**Task description**
Filter the data below, keeping only lines that contain "title".

**Given records**
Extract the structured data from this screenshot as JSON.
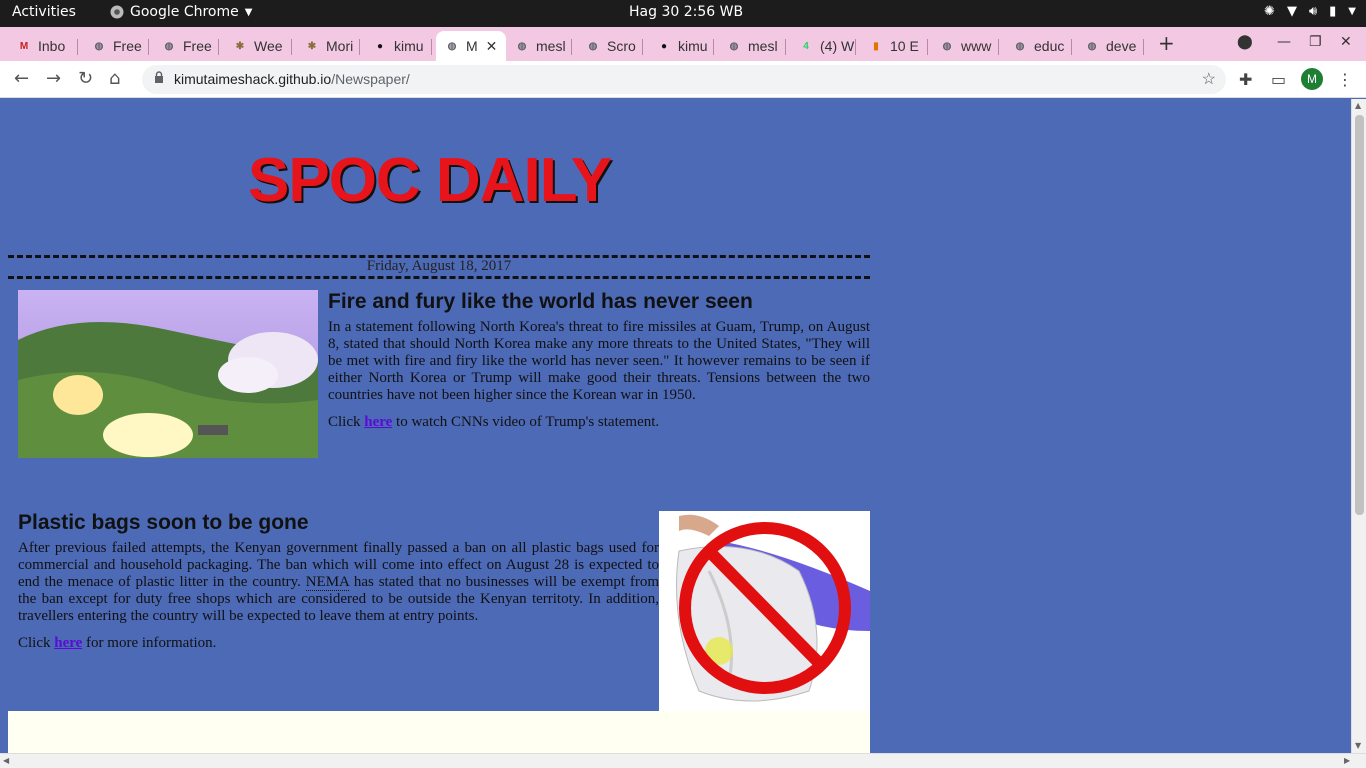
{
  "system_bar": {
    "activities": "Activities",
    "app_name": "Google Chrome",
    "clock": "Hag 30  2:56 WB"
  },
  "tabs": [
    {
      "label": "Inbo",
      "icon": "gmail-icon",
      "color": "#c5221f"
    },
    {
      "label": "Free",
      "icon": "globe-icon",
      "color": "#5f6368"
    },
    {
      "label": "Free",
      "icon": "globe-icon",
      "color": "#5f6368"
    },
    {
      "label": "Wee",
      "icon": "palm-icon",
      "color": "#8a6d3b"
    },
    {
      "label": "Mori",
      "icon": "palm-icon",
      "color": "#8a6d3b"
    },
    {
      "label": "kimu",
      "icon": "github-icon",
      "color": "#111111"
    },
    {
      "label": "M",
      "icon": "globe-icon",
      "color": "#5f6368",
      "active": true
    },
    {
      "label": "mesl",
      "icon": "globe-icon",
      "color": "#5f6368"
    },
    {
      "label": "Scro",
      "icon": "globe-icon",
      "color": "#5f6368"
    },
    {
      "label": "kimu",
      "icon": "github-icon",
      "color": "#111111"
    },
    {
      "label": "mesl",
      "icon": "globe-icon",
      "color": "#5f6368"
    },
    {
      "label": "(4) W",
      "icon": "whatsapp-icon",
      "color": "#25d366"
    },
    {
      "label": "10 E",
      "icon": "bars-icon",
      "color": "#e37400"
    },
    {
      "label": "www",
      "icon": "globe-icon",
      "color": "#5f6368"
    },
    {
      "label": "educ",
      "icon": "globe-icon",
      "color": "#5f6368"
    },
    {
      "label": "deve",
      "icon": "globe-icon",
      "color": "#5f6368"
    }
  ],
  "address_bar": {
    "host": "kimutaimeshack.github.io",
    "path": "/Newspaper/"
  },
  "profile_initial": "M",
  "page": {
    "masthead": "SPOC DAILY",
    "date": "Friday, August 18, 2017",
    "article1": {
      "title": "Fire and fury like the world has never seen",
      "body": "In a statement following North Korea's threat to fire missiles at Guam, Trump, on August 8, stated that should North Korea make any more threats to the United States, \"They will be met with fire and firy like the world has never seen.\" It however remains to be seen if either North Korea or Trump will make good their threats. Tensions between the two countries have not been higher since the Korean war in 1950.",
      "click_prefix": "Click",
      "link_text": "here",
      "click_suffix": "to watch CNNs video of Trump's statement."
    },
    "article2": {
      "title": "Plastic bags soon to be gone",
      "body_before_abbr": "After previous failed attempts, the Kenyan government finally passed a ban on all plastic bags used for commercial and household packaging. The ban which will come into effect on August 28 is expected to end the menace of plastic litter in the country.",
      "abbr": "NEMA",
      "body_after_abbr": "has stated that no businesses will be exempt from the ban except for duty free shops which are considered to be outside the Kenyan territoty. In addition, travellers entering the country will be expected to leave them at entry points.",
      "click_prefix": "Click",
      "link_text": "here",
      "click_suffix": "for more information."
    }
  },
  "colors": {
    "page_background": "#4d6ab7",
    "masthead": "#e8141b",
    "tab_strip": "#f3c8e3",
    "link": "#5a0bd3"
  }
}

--

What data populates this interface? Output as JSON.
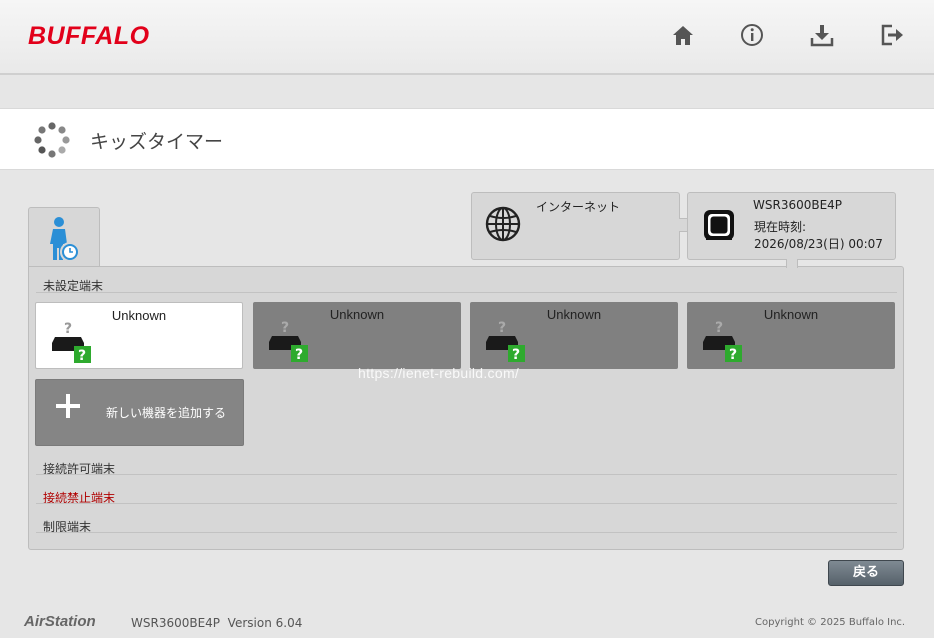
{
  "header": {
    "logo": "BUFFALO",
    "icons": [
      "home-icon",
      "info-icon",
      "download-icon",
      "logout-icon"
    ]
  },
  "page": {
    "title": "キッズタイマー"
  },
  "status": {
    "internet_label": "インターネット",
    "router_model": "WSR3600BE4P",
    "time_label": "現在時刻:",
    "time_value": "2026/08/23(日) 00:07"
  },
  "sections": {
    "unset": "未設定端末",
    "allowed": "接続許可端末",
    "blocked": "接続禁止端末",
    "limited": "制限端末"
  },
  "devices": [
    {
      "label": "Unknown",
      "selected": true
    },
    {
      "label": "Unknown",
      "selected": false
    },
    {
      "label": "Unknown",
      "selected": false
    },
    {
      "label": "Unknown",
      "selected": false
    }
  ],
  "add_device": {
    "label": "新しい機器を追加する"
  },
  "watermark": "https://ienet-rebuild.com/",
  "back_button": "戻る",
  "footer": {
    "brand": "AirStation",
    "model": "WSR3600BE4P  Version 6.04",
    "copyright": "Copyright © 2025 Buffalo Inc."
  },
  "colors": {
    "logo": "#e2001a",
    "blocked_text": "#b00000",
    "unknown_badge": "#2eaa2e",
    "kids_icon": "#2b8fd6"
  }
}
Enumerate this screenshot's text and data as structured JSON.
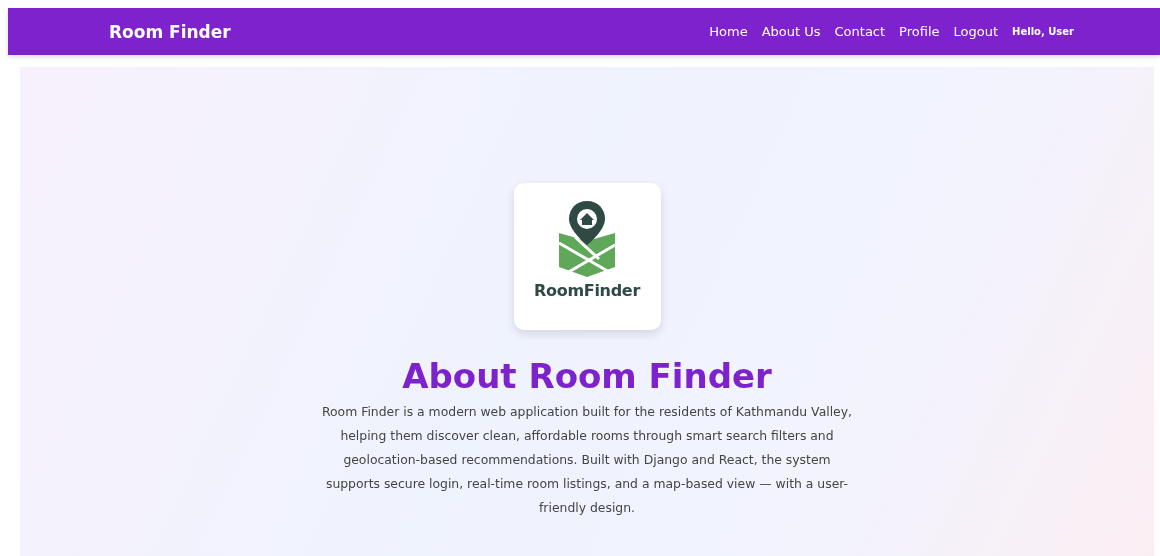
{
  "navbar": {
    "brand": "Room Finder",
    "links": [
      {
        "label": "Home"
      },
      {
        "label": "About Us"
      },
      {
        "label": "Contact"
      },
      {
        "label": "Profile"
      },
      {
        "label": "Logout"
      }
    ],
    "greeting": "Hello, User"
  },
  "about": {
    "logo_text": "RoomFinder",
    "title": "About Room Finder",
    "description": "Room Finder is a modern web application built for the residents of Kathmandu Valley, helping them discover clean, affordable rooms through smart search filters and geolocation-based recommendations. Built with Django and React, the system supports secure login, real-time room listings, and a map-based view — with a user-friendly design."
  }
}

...

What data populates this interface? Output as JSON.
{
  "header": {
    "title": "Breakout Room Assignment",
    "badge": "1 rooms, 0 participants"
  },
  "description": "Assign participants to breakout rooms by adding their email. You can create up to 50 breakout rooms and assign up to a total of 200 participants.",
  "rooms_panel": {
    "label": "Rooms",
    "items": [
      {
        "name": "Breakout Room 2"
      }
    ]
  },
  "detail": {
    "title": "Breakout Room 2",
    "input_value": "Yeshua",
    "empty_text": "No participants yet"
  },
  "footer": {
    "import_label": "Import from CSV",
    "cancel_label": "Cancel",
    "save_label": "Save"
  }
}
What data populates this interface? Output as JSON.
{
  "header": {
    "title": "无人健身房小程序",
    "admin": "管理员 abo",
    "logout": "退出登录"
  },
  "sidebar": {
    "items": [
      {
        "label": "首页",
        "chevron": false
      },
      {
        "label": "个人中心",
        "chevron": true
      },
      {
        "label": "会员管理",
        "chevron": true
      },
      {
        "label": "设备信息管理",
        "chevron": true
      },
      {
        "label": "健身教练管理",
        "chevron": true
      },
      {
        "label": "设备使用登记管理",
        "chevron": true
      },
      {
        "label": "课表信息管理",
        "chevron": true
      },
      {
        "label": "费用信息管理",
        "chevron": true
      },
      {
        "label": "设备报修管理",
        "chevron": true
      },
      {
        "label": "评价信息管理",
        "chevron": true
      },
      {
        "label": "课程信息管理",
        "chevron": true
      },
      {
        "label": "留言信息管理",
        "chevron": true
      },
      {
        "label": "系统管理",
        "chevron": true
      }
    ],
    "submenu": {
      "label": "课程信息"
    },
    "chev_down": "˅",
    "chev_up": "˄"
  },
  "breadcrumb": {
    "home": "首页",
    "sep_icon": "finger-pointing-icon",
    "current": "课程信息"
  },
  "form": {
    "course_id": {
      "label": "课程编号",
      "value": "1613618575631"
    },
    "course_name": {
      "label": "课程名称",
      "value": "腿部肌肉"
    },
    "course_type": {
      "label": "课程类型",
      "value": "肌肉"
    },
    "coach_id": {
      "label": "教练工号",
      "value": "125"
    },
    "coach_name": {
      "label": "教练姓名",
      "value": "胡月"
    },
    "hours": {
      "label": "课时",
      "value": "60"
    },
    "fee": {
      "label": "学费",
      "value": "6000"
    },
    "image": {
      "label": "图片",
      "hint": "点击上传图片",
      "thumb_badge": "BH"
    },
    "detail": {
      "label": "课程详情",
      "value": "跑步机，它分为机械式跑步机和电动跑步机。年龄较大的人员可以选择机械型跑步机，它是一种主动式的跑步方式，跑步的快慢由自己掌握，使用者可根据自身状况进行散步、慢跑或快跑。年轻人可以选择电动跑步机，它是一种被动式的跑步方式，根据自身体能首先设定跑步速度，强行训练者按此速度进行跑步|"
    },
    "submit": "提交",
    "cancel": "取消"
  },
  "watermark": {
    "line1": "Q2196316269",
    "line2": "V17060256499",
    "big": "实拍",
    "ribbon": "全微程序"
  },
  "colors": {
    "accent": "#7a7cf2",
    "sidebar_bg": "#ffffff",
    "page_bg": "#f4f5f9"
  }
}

**Answer space**
      "title": "Fire and fury like the world has never seen",
      "title": "Plastic bags soon to be gone",
    "title": "キッズタイマー"
    "title": "About Room Finder",
    "title": "Breakout Room Assignment",
    "title": "Breakout Room 2",
    "title": "无人健身房小程序",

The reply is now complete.